Give back the entire listing verbatim.
####################
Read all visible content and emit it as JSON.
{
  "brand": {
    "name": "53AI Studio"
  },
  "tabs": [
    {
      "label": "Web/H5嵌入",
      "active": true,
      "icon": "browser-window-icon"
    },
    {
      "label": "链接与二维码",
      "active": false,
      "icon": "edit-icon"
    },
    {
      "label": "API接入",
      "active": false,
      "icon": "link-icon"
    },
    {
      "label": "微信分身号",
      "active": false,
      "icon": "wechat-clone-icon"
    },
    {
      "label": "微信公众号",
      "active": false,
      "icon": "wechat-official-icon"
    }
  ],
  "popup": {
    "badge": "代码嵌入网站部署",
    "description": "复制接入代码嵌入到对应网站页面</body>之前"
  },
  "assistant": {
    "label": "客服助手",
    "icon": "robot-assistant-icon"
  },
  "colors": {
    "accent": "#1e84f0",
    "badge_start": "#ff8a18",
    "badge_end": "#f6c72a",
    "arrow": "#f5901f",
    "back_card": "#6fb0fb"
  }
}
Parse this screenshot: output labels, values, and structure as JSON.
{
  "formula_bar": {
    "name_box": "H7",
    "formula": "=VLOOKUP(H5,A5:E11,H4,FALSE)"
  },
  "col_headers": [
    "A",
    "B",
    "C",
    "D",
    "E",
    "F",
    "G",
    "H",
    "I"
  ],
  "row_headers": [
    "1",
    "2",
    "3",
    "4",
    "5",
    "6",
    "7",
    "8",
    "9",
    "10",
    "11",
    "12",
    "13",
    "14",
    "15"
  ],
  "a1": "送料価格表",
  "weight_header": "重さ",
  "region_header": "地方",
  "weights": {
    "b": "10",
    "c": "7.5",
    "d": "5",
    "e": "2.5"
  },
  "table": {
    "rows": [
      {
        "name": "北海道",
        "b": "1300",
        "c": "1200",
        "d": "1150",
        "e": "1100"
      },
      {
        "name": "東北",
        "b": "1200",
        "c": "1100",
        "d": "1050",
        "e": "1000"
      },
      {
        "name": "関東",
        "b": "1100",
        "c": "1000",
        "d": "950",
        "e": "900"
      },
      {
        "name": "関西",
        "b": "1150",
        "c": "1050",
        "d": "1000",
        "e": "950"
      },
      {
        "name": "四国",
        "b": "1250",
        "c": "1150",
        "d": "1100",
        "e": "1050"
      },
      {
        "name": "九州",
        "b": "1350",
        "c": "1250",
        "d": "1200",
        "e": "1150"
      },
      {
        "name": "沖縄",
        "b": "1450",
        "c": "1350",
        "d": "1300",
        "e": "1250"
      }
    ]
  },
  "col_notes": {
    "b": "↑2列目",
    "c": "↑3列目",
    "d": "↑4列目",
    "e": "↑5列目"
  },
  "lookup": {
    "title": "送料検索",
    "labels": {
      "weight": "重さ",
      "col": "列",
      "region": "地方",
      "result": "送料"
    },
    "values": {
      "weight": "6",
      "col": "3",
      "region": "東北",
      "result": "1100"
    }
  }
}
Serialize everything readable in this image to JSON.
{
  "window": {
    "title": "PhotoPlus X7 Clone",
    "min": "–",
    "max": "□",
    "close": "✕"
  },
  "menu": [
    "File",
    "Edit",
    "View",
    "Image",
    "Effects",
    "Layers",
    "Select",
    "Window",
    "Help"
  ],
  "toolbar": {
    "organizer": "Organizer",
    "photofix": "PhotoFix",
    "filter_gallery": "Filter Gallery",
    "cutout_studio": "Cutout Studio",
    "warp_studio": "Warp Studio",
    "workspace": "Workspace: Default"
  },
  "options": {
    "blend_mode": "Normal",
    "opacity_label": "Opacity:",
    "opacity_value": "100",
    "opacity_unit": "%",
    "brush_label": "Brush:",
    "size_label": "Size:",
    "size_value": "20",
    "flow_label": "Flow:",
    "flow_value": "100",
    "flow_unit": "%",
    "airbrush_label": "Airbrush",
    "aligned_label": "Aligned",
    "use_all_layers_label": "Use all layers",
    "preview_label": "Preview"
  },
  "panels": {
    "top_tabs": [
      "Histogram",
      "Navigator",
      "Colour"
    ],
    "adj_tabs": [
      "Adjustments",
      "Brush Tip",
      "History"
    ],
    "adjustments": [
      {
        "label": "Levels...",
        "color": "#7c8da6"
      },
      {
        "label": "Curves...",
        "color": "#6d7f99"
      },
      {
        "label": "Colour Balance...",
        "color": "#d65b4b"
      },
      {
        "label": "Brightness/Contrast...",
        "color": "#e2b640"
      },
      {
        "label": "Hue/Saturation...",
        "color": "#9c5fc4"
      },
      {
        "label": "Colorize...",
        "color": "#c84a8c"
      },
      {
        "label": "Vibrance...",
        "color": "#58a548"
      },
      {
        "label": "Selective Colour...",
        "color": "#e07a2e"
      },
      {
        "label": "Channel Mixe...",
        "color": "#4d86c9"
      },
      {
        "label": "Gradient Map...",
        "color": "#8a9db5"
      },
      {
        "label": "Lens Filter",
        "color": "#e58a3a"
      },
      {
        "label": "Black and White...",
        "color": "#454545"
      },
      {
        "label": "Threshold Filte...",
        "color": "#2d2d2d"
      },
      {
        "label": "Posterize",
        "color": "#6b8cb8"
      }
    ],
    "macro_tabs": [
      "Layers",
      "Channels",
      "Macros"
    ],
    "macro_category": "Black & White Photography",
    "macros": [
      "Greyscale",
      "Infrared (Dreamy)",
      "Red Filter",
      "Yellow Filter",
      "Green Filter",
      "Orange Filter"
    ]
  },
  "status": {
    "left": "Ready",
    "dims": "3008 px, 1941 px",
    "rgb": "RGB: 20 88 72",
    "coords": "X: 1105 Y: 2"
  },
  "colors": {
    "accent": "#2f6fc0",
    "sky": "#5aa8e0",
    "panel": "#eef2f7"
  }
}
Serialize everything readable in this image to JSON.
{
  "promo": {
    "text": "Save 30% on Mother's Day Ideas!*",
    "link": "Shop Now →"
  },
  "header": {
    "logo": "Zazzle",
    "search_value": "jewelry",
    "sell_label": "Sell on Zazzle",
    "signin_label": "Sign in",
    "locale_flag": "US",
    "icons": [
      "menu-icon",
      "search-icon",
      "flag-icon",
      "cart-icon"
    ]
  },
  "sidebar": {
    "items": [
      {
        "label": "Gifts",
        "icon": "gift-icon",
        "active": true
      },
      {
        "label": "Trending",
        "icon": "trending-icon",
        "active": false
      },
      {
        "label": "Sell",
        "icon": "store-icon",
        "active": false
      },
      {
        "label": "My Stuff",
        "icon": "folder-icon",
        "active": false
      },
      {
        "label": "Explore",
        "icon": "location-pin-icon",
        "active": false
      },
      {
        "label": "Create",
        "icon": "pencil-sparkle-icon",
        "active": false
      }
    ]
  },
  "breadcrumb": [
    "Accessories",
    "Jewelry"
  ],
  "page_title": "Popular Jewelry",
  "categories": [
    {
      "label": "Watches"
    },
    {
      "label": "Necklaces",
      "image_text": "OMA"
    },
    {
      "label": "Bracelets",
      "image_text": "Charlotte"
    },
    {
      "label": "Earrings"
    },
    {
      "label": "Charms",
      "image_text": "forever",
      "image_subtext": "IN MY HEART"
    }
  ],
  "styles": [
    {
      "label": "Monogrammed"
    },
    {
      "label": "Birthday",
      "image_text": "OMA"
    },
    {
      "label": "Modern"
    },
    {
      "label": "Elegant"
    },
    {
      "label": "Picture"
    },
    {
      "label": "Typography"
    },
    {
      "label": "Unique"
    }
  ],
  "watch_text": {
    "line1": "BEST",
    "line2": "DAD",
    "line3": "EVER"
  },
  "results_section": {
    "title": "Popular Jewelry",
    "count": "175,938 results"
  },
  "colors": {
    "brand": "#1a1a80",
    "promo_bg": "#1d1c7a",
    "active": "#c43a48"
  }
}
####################
Answer for this exercise.
Read all visible content and emit it as JSON.
{
  "brand": {
    "name": "53AI Studio"
  },
  "tabs": [
    {
      "label": "Web/H5嵌入",
      "active": true,
      "icon": "browser-window-icon"
    },
    {
      "label": "链接与二维码",
      "active": false,
      "icon": "edit-icon"
    },
    {
      "label": "API接入",
      "active": false,
      "icon": "link-icon"
    },
    {
      "label": "微信分身号",
      "active": false,
      "icon": "wechat-clone-icon"
    },
    {
      "label": "微信公众号",
      "active": false,
      "icon": "wechat-official-icon"
    }
  ],
  "popup": {
    "badge": "代码嵌入网站部署",
    "description": "复制接入代码嵌入到对应网站页面</body>之前"
  },
  "assistant": {
    "label": "客服助手",
    "icon": "robot-assistant-icon"
  },
  "colors": {
    "accent": "#1e84f0",
    "badge_start": "#ff8a18",
    "badge_end": "#f6c72a",
    "arrow": "#f5901f",
    "back_card": "#6fb0fb"
  }
}
Parse this screenshot: output labels, values, and structure as JSON.
{
  "formula_bar": {
    "name_box": "H7",
    "formula": "=VLOOKUP(H5,A5:E11,H4,FALSE)"
  },
  "col_headers": [
    "A",
    "B",
    "C",
    "D",
    "E",
    "F",
    "G",
    "H",
    "I"
  ],
  "row_headers": [
    "1",
    "2",
    "3",
    "4",
    "5",
    "6",
    "7",
    "8",
    "9",
    "10",
    "11",
    "12",
    "13",
    "14",
    "15"
  ],
  "a1": "送料価格表",
  "weight_header": "重さ",
  "region_header": "地方",
  "weights": {
    "b": "10",
    "c": "7.5",
    "d": "5",
    "e": "2.5"
  },
  "table": {
    "rows": [
      {
        "name": "北海道",
        "b": "1300",
        "c": "1200",
        "d": "1150",
        "e": "1100"
      },
      {
        "name": "東北",
        "b": "1200",
        "c": "1100",
        "d": "1050",
        "e": "1000"
      },
      {
        "name": "関東",
        "b": "1100",
        "c": "1000",
        "d": "950",
        "e": "900"
      },
      {
        "name": "関西",
        "b": "1150",
        "c": "1050",
        "d": "1000",
        "e": "950"
      },
      {
        "name": "四国",
        "b": "1250",
        "c": "1150",
        "d": "1100",
        "e": "1050"
      },
      {
        "name": "九州",
        "b": "1350",
        "c": "1250",
        "d": "1200",
        "e": "1150"
      },
      {
        "name": "沖縄",
        "b": "1450",
        "c": "1350",
        "d": "1300",
        "e": "1250"
      }
    ]
  },
  "col_notes": {
    "b": "↑2列目",
    "c": "↑3列目",
    "d": "↑4列目",
    "e": "↑5列目"
  },
  "lookup": {
    "title": "送料検索",
    "labels": {
      "weight": "重さ",
      "col": "列",
      "region": "地方",
      "result": "送料"
    },
    "values": {
      "weight": "6",
      "col": "3",
      "region": "東北",
      "result": "1100"
    }
  }
}
Serialize everything readable in this image to JSON.
{
  "window": {
    "title": "PhotoPlus X7 Clone",
    "min": "–",
    "max": "□",
    "close": "✕"
  },
  "menu": [
    "File",
    "Edit",
    "View",
    "Image",
    "Effects",
    "Layers",
    "Select",
    "Window",
    "Help"
  ],
  "toolbar": {
    "organizer": "Organizer",
    "photofix": "PhotoFix",
    "filter_gallery": "Filter Gallery",
    "cutout_studio": "Cutout Studio",
    "warp_studio": "Warp Studio",
    "workspace": "Workspace: Default"
  },
  "options": {
    "blend_mode": "Normal",
    "opacity_label": "Opacity:",
    "opacity_value": "100",
    "opacity_unit": "%",
    "brush_label": "Brush:",
    "size_label": "Size:",
    "size_value": "20",
    "flow_label": "Flow:",
    "flow_value": "100",
    "flow_unit": "%",
    "airbrush_label": "Airbrush",
    "aligned_label": "Aligned",
    "use_all_layers_label": "Use all layers",
    "preview_label": "Preview"
  },
  "panels": {
    "top_tabs": [
      "Histogram",
      "Navigator",
      "Colour"
    ],
    "adj_tabs": [
      "Adjustments",
      "Brush Tip",
      "History"
    ],
    "adjustments": [
      {
        "label": "Levels...",
        "color": "#7c8da6"
      },
      {
        "label": "Curves...",
        "color": "#6d7f99"
      },
      {
        "label": "Colour Balance...",
        "color": "#d65b4b"
      },
      {
        "label": "Brightness/Contrast...",
        "color": "#e2b640"
      },
      {
        "label": "Hue/Saturation...",
        "color": "#9c5fc4"
      },
      {
        "label": "Colorize...",
        "color": "#c84a8c"
      },
      {
        "label": "Vibrance...",
        "color": "#58a548"
      },
      {
        "label": "Selective Colour...",
        "color": "#e07a2e"
      },
      {
        "label": "Channel Mixe...",
        "color": "#4d86c9"
      },
      {
        "label": "Gradient Map...",
        "color": "#8a9db5"
      },
      {
        "label": "Lens Filter",
        "color": "#e58a3a"
      },
      {
        "label": "Black and White...",
        "color": "#454545"
      },
      {
        "label": "Threshold Filte...",
        "color": "#2d2d2d"
      },
      {
        "label": "Posterize",
        "color": "#6b8cb8"
      }
    ],
    "macro_tabs": [
      "Layers",
      "Channels",
      "Macros"
    ],
    "macro_category": "Black & White Photography",
    "macros": [
      "Greyscale",
      "Infrared (Dreamy)",
      "Red Filter",
      "Yellow Filter",
      "Green Filter",
      "Orange Filter"
    ]
  },
  "status": {
    "left": "Ready",
    "dims": "3008 px, 1941 px",
    "rgb": "RGB: 20 88 72",
    "coords": "X: 1105 Y: 2"
  },
  "colors": {
    "accent": "#2f6fc0",
    "sky": "#5aa8e0",
    "panel": "#eef2f7"
  }
}
Serialize everything readable in this image to JSON.
{
  "promo": {
    "text": "Save 30% on Mother's Day Ideas!*",
    "link": "Shop Now →"
  },
  "header": {
    "logo": "Zazzle",
    "search_value": "jewelry",
    "sell_label": "Sell on Zazzle",
    "signin_label": "Sign in",
    "locale_flag": "US",
    "icons": [
      "menu-icon",
      "search-icon",
      "flag-icon",
      "cart-icon"
    ]
  },
  "sidebar": {
    "items": [
      {
        "label": "Gifts",
        "icon": "gift-icon",
        "active": true
      },
      {
        "label": "Trending",
        "icon": "trending-icon",
        "active": false
      },
      {
        "label": "Sell",
        "icon": "store-icon",
        "active": false
      },
      {
        "label": "My Stuff",
        "icon": "folder-icon",
        "active": false
      },
      {
        "label": "Explore",
        "icon": "location-pin-icon",
        "active": false
      },
      {
        "label": "Create",
        "icon": "pencil-sparkle-icon",
        "active": false
      }
    ]
  },
  "breadcrumb": [
    "Accessories",
    "Jewelry"
  ],
  "page_title": "Popular Jewelry",
  "categories": [
    {
      "label": "Watches"
    },
    {
      "label": "Necklaces",
      "image_text": "OMA"
    },
    {
      "label": "Bracelets",
      "image_text": "Charlotte"
    },
    {
      "label": "Earrings"
    },
    {
      "label": "Charms",
      "image_text": "forever",
      "image_subtext": "IN MY HEART"
    }
  ],
  "styles": [
    {
      "label": "Monogrammed"
    },
    {
      "label": "Birthday",
      "image_text": "OMA"
    },
    {
      "label": "Modern"
    },
    {
      "label": "Elegant"
    },
    {
      "label": "Picture"
    },
    {
      "label": "Typography"
    },
    {
      "label": "Unique"
    }
  ],
  "watch_text": {
    "line1": "BEST",
    "line2": "DAD",
    "line3": "EVER"
  },
  "results_section": {
    "title": "Popular Jewelry",
    "count": "175,938 results"
  },
  "colors": {
    "brand": "#1a1a80",
    "promo_bg": "#1d1c7a",
    "active": "#c43a48"
  }
}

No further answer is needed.